_INFORMATION PROVIDED_.
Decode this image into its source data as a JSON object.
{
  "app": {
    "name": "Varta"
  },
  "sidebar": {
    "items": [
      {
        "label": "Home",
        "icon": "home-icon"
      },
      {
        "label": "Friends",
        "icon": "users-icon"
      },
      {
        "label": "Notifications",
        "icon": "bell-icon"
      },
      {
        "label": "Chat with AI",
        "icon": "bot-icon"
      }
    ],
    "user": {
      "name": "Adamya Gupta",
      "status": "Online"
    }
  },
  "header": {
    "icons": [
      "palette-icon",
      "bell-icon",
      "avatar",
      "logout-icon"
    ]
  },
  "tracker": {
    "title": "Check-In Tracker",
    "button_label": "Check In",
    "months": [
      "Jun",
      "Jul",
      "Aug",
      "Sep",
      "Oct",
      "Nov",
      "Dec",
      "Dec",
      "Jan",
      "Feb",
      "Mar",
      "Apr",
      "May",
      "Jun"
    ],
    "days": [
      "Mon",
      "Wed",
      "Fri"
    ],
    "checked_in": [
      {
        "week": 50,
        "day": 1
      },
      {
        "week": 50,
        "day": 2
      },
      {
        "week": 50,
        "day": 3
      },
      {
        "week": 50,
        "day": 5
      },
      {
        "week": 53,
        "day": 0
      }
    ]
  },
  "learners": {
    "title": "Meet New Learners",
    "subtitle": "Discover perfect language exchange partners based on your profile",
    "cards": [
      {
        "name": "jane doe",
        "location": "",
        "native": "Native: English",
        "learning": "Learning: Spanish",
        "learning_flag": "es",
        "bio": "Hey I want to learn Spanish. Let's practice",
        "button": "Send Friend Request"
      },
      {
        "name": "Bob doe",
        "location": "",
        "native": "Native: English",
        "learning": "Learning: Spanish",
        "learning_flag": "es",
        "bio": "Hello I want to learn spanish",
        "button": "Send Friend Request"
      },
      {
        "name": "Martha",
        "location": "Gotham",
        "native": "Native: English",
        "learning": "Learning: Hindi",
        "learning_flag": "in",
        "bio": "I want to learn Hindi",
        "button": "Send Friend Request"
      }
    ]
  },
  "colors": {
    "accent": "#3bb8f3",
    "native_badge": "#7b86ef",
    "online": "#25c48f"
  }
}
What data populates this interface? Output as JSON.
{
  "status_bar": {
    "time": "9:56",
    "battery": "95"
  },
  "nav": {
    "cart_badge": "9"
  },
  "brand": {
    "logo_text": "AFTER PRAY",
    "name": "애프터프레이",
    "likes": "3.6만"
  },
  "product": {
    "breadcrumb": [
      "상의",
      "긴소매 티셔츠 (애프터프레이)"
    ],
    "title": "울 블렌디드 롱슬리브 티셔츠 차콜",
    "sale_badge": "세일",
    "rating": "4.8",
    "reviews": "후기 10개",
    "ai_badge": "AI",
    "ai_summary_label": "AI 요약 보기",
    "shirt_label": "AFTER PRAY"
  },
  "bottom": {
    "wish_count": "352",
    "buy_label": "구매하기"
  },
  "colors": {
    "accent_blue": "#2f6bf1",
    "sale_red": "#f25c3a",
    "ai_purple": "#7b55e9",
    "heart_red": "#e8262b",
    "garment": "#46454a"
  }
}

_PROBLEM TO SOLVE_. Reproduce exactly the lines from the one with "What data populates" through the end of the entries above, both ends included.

_EXPECTED ANSWER_.
What data populates this interface? Output as JSON.
{
  "status_bar": {
    "time": "9:56",
    "battery": "95"
  },
  "nav": {
    "cart_badge": "9"
  },
  "brand": {
    "logo_text": "AFTER PRAY",
    "name": "애프터프레이",
    "likes": "3.6만"
  },
  "product": {
    "breadcrumb": [
      "상의",
      "긴소매 티셔츠 (애프터프레이)"
    ],
    "title": "울 블렌디드 롱슬리브 티셔츠 차콜",
    "sale_badge": "세일",
    "rating": "4.8",
    "reviews": "후기 10개",
    "ai_badge": "AI",
    "ai_summary_label": "AI 요약 보기",
    "shirt_label": "AFTER PRAY"
  },
  "bottom": {
    "wish_count": "352",
    "buy_label": "구매하기"
  },
  "colors": {
    "accent_blue": "#2f6bf1",
    "sale_red": "#f25c3a",
    "ai_purple": "#7b55e9",
    "heart_red": "#e8262b",
    "garment": "#46454a"
  }
}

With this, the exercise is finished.